By contrast, assume that Arthur is the AB member accidentally killing the brain surgeon.  In this situation, charging order protections will enable the estate to obtain a charging order against AB, LLC; but, because Arthur holds his membership in AB directly, the estate cannot obtain Arthur’s voting rights and thus cannot force AB’s dissolution.

In short:  Think long and hard before advising your LLC formation clients to hold their memberships in multi-member LLCs through single-member LLCs.  First, your client will thereby lose charging order protections.  Second, as a practical matter, he won’t need a second liability shield; so why bother with a single-member LLC?  Third, in any law suit, the “anonymity” he thinks he will obtain through his single-member LLC will quickly turn out to be worthless.


By , December 22, 2010 9:13 am

In the last post in this blog, dated November 27, 2010, I discussed the potential business asset protection value for many privately owned companies that presently hold their assets and conduct their business through a single entity of adopting a new two-entity parent/subsidiary structure.
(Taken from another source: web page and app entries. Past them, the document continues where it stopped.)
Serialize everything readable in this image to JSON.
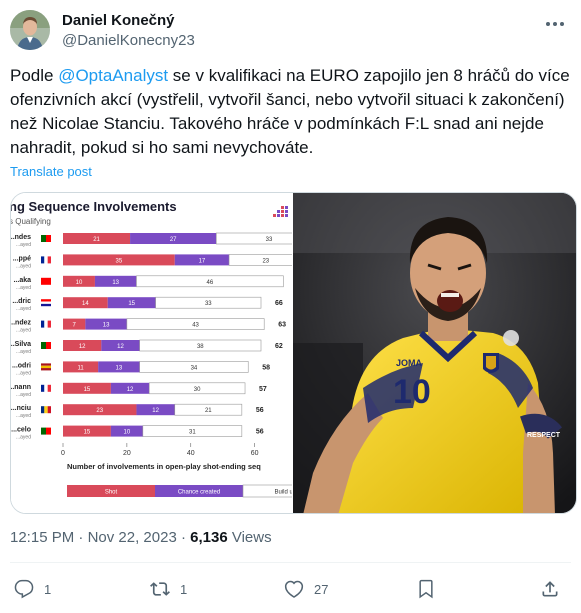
{
  "author": {
    "name": "Daniel Konečný",
    "handle": "@DanielKonecny23"
  },
  "tweet": {
    "text_before": "Podle ",
    "mention": "@OptaAnalyst",
    "text_after": " se v kvalifikaci na EURO zapojilo jen 8 hráčů do více ofenzivních akcí (vystřelil, vytvořil šanci, nebo vytvořil situaci k zakončení) než Nicolae Stanciu. Takového hráče v podmínkách F:L snad ani nejde nahradit, pokud si ho sami nevychováte.",
    "translate_label": "Translate post"
  },
  "meta": {
    "time": "12:15 PM",
    "sep": " · ",
    "date": "Nov 22, 2023",
    "views_count": "6,136",
    "views_label": " Views"
  },
  "actions": {
    "replies": "1",
    "reposts": "1",
    "likes": "27"
  },
  "chart_image": {
    "title": "ng Sequence Involvements",
    "subtitle": "s Qualifying",
    "xlabel": "Number of involvements in open-play shot-ending seq",
    "legend": [
      "Shot",
      "Chance created",
      "Build up t"
    ],
    "colors": {
      "shot": "#d94a5a",
      "chance": "#7a4bc4",
      "build": "#ffffff"
    }
  },
  "chart_data": {
    "type": "bar",
    "stacked": true,
    "orientation": "horizontal",
    "categories": [
      "...ndes",
      "...ppé",
      "...aka",
      "...dric",
      "...ndez",
      "...Silva",
      "...odri",
      "...nann",
      "...nciu",
      "...celo"
    ],
    "sublabels": [
      "...ayed",
      "...ayed",
      "...ayed",
      "...ayed",
      "...ayed",
      "...ayed",
      "...ayed",
      "...ayed",
      "...ayed",
      "...ayed"
    ],
    "flags": [
      "pt",
      "fr",
      "ch",
      "hr",
      "fr",
      "pt",
      "es",
      "fr",
      "ro",
      "pt"
    ],
    "series": [
      {
        "name": "Shot",
        "values": [
          21,
          35,
          10,
          14,
          7,
          12,
          11,
          15,
          23,
          15
        ]
      },
      {
        "name": "Chance created",
        "values": [
          27,
          17,
          13,
          15,
          13,
          12,
          13,
          12,
          12,
          10
        ]
      },
      {
        "name": "Build up t",
        "values": [
          33,
          23,
          46,
          33,
          43,
          38,
          34,
          30,
          21,
          31
        ]
      }
    ],
    "totals": [
      "",
      "",
      "",
      "66",
      "63",
      "62",
      "58",
      "57",
      "56",
      "56"
    ],
    "xticks": [
      "0",
      "20",
      "40",
      "60"
    ],
    "xlim": [
      0,
      62
    ],
    "xlabel": "Number of involvements in open-play shot-ending seq"
  },
  "photo": {
    "shirt_number": "10",
    "armband": "RESPECT",
    "sponsor": "JOMA"
  }
}
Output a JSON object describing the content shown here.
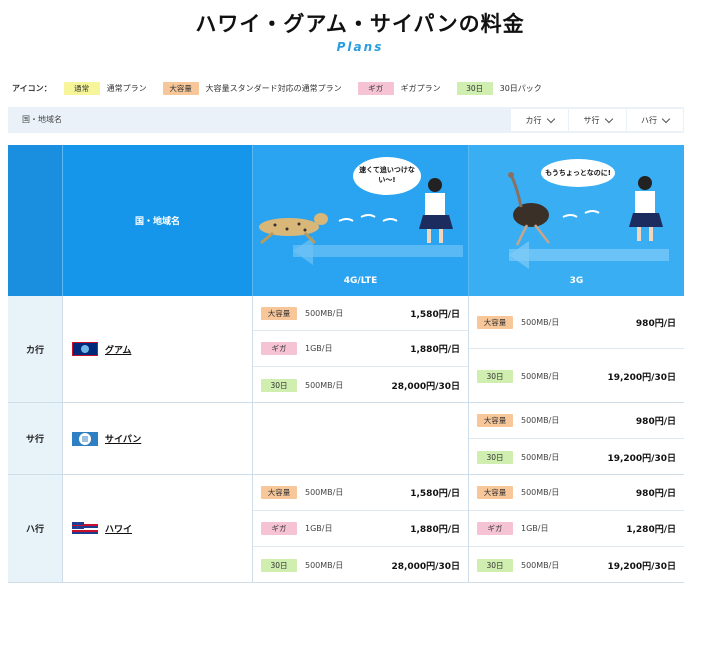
{
  "page": {
    "title": "ハワイ・グアム・サイパンの料金",
    "subtitle": "Plans"
  },
  "legend": {
    "label": "アイコン：",
    "items": [
      {
        "tag": "通常",
        "text": "通常プラン"
      },
      {
        "tag": "大容量",
        "text": "大容量スタンダード対応の通常プラン"
      },
      {
        "tag": "ギガ",
        "text": "ギガプラン"
      },
      {
        "tag": "30日",
        "text": "30日パック"
      }
    ]
  },
  "filter": {
    "label": "国・地域名",
    "dropdowns": [
      "カ行",
      "サ行",
      "ハ行"
    ]
  },
  "table_header": {
    "region": "国・地域名",
    "lte": "4G/LTE",
    "g3": "3G",
    "lte_speech": "速くて追いつけない〜!",
    "g3_speech": "もうちょっとなのに!"
  },
  "rows": [
    {
      "gyo": "カ行",
      "region": "グアム",
      "lte": [
        {
          "tag": "大容量",
          "qty": "500MB/日",
          "price": "1,580円/日"
        },
        {
          "tag": "ギガ",
          "qty": "1GB/日",
          "price": "1,880円/日"
        },
        {
          "tag": "30日",
          "qty": "500MB/日",
          "price": "28,000円/30日"
        }
      ],
      "g3": [
        {
          "tag": "大容量",
          "qty": "500MB/日",
          "price": "980円/日"
        },
        {
          "tag": "30日",
          "qty": "500MB/日",
          "price": "19,200円/30日"
        }
      ]
    },
    {
      "gyo": "サ行",
      "region": "サイパン",
      "lte": [],
      "g3": [
        {
          "tag": "大容量",
          "qty": "500MB/日",
          "price": "980円/日"
        },
        {
          "tag": "30日",
          "qty": "500MB/日",
          "price": "19,200円/30日"
        }
      ]
    },
    {
      "gyo": "ハ行",
      "region": "ハワイ",
      "lte": [
        {
          "tag": "大容量",
          "qty": "500MB/日",
          "price": "1,580円/日"
        },
        {
          "tag": "ギガ",
          "qty": "1GB/日",
          "price": "1,880円/日"
        },
        {
          "tag": "30日",
          "qty": "500MB/日",
          "price": "28,000円/30日"
        }
      ],
      "g3": [
        {
          "tag": "大容量",
          "qty": "500MB/日",
          "price": "980円/日"
        },
        {
          "tag": "ギガ",
          "qty": "1GB/日",
          "price": "1,280円/日"
        },
        {
          "tag": "30日",
          "qty": "500MB/日",
          "price": "19,200円/30日"
        }
      ]
    }
  ],
  "colors": {
    "accent": "#2a9de0",
    "header_blue": "#1596ea",
    "tag_normal": "#f7f59a",
    "tag_large": "#f7c79a",
    "tag_giga": "#f6c3d5",
    "tag_30": "#cfeeb0"
  }
}
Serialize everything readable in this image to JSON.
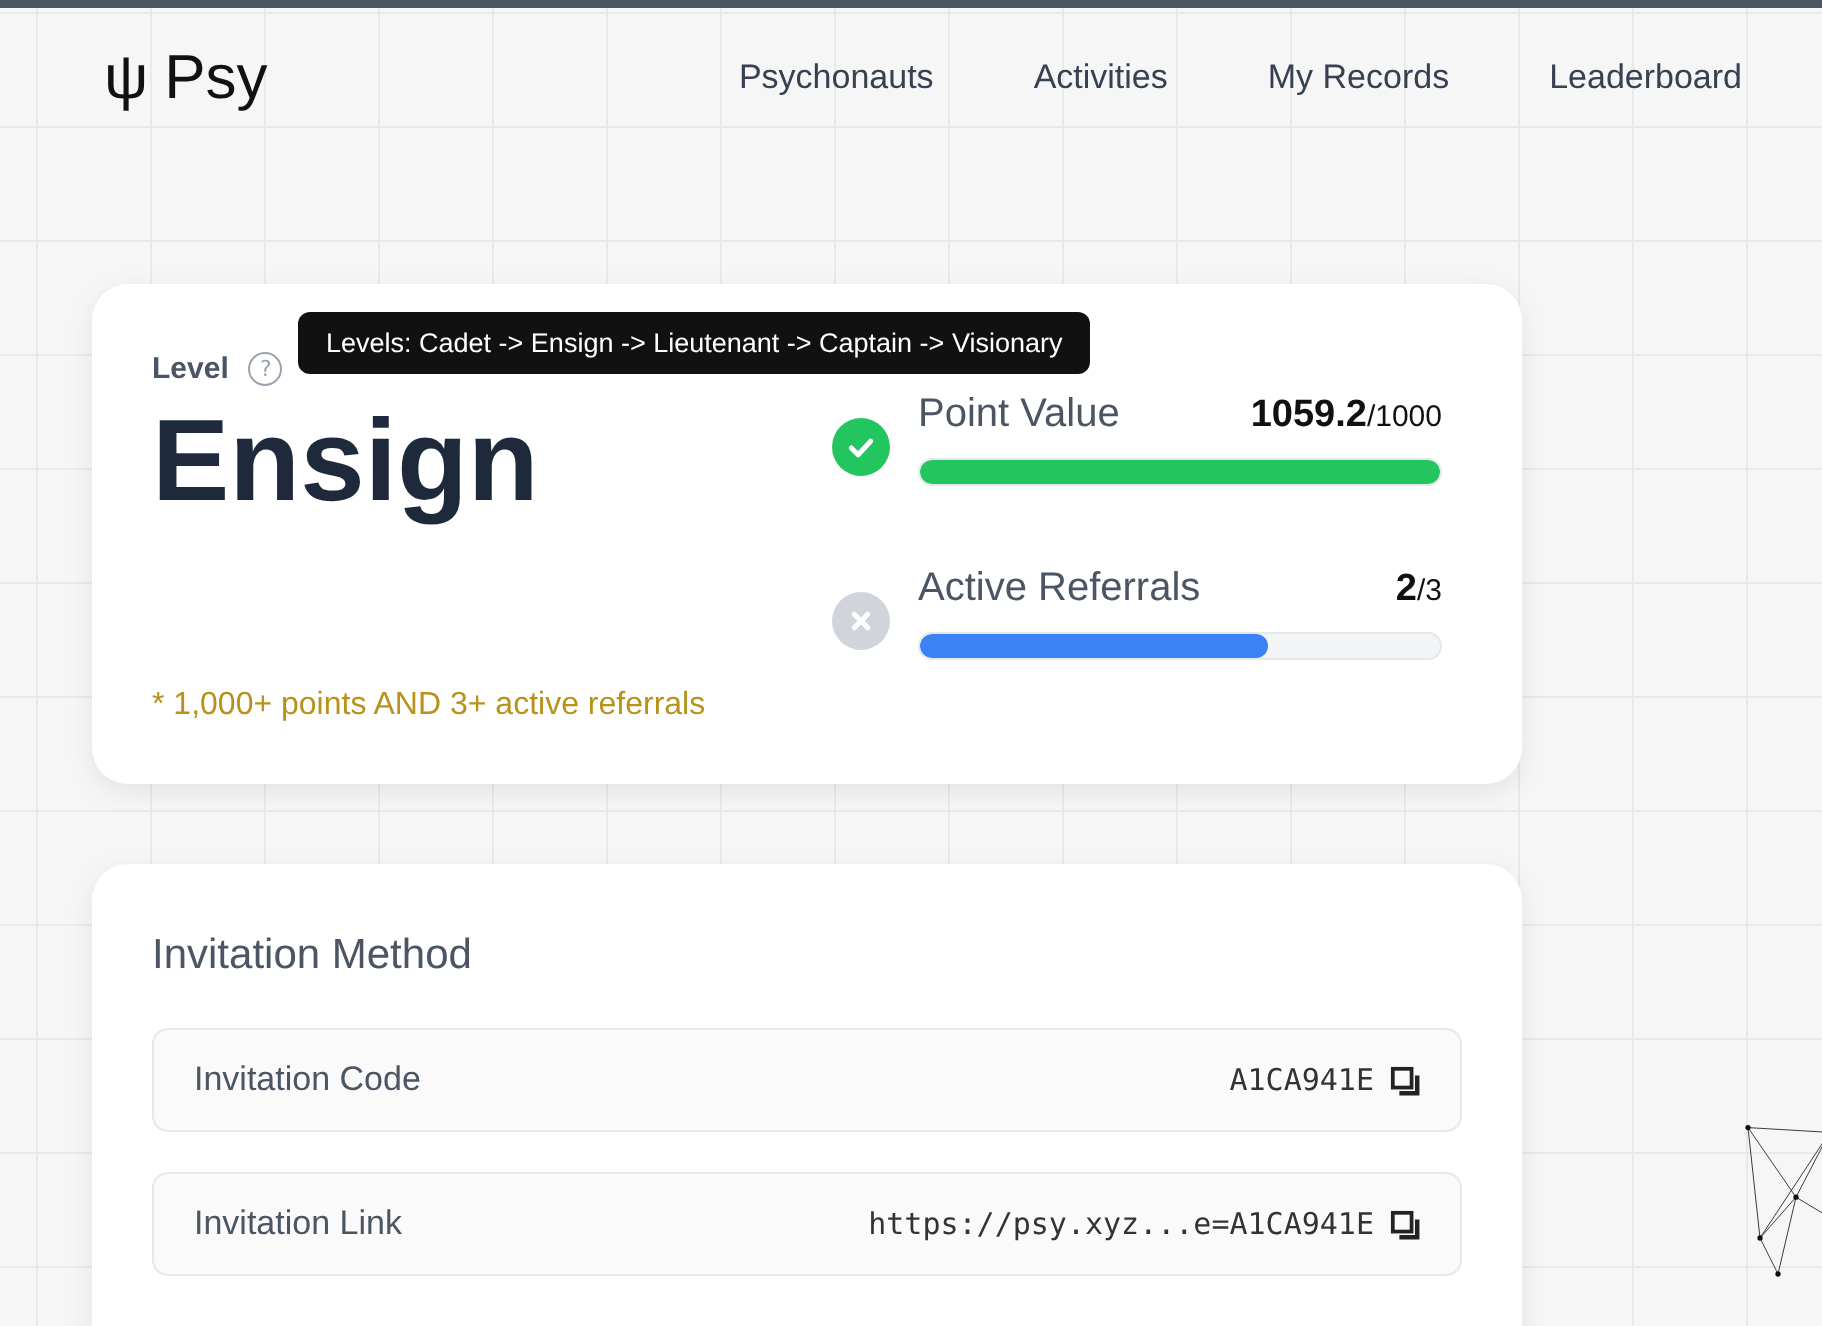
{
  "logo": {
    "symbol": "ψ",
    "name": "Psy"
  },
  "nav": [
    {
      "label": "Psychonauts",
      "selected": false
    },
    {
      "label": "Activities",
      "selected": false
    },
    {
      "label": "My Records",
      "selected": false
    },
    {
      "label": "Leaderboard",
      "selected": false
    }
  ],
  "level_card": {
    "label": "Level",
    "help": "?",
    "tooltip": "Levels: Cadet -> Ensign -> Lieutenant -> Captain -> Visionary",
    "level": "Ensign",
    "requirement": "* 1,000+ points AND 3+ active referrals",
    "metrics": [
      {
        "label": "Point Value",
        "value": "1059.2",
        "target": "/1000",
        "met": true,
        "level": 1,
        "color": "#22c55e"
      },
      {
        "label": "Active Referrals",
        "value": "2",
        "target": "/3",
        "met": false,
        "level": 0.67,
        "color": "#3b82f6"
      }
    ]
  },
  "invitation": {
    "title": "Invitation Method",
    "rows": [
      {
        "label": "Invitation Code",
        "value": "A1CA941E"
      },
      {
        "label": "Invitation Link",
        "value": "https://psy.xyz...e=A1CA941E"
      }
    ]
  }
}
In this restructuring, the subsidiary should be a single-member LLC taxable as a “disregarded entity.”

In implementing this restructuring, what should be your goals in drafting the operating agreement between the parent and the single-member LLC? I suggest you should have the two main goals summarized below:

1. You should draft the operating agreement so as to provide the parent company and its owners and relevant employees with a clear and comprehensive statement of the legal and tax structure of the single-member LLC, including, especially, its financial and management structures. This statement will be indispensable to the single-member LLC’s managers in administrating and operating the LLC. It may also be indispensable in dealing with third parties that deal with the single-member LLC, such as federal and state tax auditors and potential lenders.

2. To minimize the risk of veil-piercing, you should make clear in the operating agreement the essential separateness of the parent and the single-member LLC. The operating agreement can do much to accomplish this goal—e.g., by documenting the compliance of the LLC with the anti-veil-piercing “adequate capitalization” requirement and by providing in its management provisions that all day-to-day decisions of the single-member LLC will be made by its own internal managers and not by the parent.

However, it may be also be useful for this anti-veil-piercing purpose to formalize, in the operating agreement or in separate intercompany agreements, all other arrangements between the parent and the single-member LLC—e.g., arrangements, if any, for centralized accounting and marketing.